What is required – Pick out each line of the records that includes the string "name", and copy it.

Source material –
============================================================
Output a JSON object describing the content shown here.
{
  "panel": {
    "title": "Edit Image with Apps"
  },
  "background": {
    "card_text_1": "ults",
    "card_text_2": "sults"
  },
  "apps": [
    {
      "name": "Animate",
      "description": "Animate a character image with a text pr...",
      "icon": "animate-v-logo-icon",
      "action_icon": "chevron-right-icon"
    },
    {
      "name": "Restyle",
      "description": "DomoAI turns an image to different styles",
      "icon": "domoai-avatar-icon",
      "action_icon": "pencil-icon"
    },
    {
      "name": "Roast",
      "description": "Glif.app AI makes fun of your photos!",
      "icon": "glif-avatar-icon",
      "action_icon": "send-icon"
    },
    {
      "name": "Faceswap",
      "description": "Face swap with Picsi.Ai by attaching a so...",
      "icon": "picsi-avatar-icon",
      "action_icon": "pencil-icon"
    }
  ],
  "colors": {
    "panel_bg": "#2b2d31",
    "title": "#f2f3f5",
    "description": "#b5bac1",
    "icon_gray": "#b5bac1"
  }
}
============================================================
Task answer –
      "name": "Animate",
      "name": "Restyle",
      "name": "Roast",
      "name": "Faceswap",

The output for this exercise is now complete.